By Bob Wilder, MD, FACSM, Medical Director, The Runner’s Clinic at UVa
Most running injuries are associated with some type of change in our routine. Some are obvious like a sudden bump up in our mileage. Some are not so obvious, like a sudden increase in time driving the car when the kids return to school in the fall. All that sitting can get to us.
The pandemic has resulted in changes for all of us, and some of these can impact our run training. I’ve seen a few patterns in the office that have contributed to injury. Avoid these pitfalls to continue fun training.
1. Abrupt increase in training. Working from home has meant more time on our hands: little time getting ready, no commuting time, and more control over our schedule. This extra time resulted in sudden increases in run training for many. It’s exciting to have the time to push the envelope a bit, but let’s be smart about it. For most, adding an extra 2 miles a week to our total weekly mileage is a good limit. For those over 30 miles a week, you can push this to 3 extra per week. The long run should increase 1 extra mile per week max. Add speed work and hill work gradually. When increasing your training volume and intensity, make sure you are taking care of proper hydration, nutrition and needed recovery. And don’t forget to address the “extras”: warmup, stretching, rolling. These get to be easy to forget when we aren’t training with our normal group.
2. Cross-training (yup). We think of cross training as run safe, but this is not always so. Covid has forced us indoors and for many this has meant treadmill running and cycling. These are both great, in moderation. The mechanics during treadmill running are very similar to land running, but the muscles work a bit differently which can contribute to injury if we switch too quickly. Cycling is low impact, but our joints and muscles are working differently and this can lead to injury even when we perceive our effort as easy. Some of the popular video based programs are downright challenging, so resist the temptation to push to the limit until you’ve worked at a controlled level for several weeks.

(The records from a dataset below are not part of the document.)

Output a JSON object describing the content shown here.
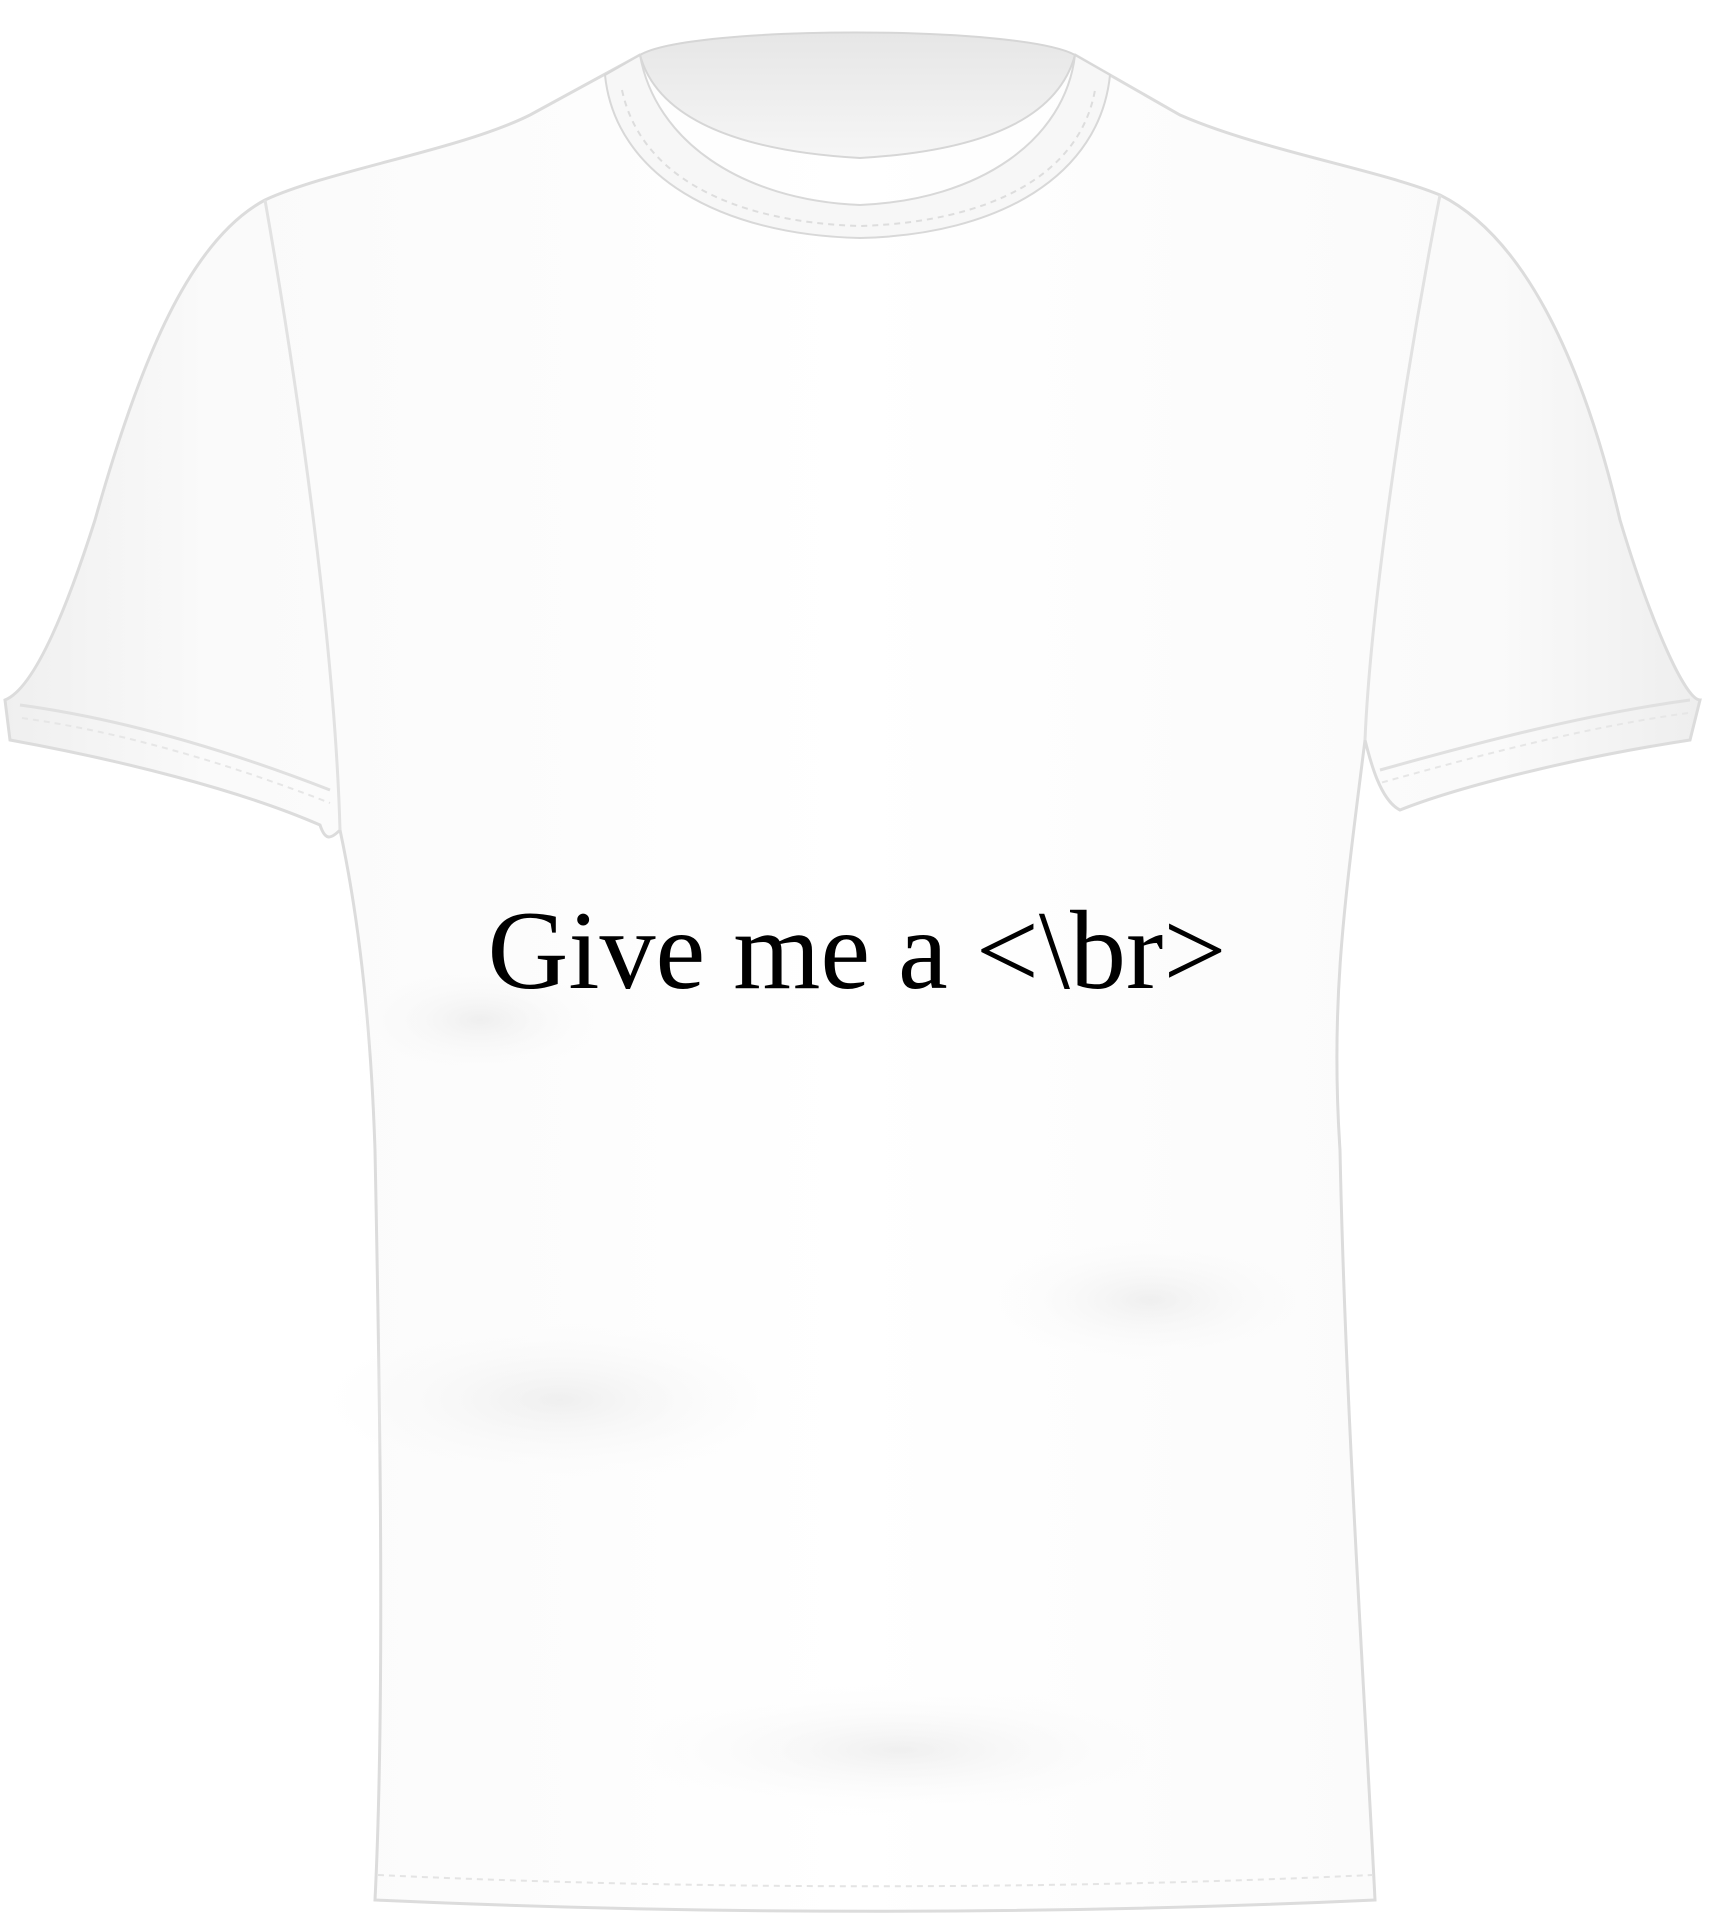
{
  "product": {
    "garment": "t-shirt",
    "garment_color": "#ffffff",
    "print_text": "Give me a <\\br>",
    "print_color": "#000000"
  },
  "icons": {
    "shirt": "tshirt-icon"
  }
}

3. Sitting and shoes. Being at home more has meant more sitting for many. Much of this is spent on the couch instead of our workstations, causing changes in our posture, spine alignment and muscle balance. Many enjoy spending the day in socks or bare feet whereas at work we wore supportive shoes all day. This change in our foot mechanics changes the loading from our feet all the way through our spine, often without us even noticing. Limit the time in bare feet; even a supportive sandal is better than no support at all. And remember to get new shoes when they are due. 350 to 400 miles is the lifetime of a shoe and this includes walking miles. We aren’t out shopping much these days, but do stick to this important guideline.
I’m sure ready for more normal again, but in the meantime let’s stick together and be healthy.
See you on the roads.
Editors note: Dr. Wilder and his UVa Runners Clinic team have served, on a purely volunteer basis, as the race medical director for over 20 annual CTC events, every single year since 2000.
Remember to hydrate and keep track of your shoes’ mileage, especially if training for an ultra. Replace shoes at 300+ miles.
CTC is organized to provide a structured organization for the purpose of promoting running as a sport and healthy lifestyle within our community. CTC’s support of non-profit running events helps raise funds in the local community.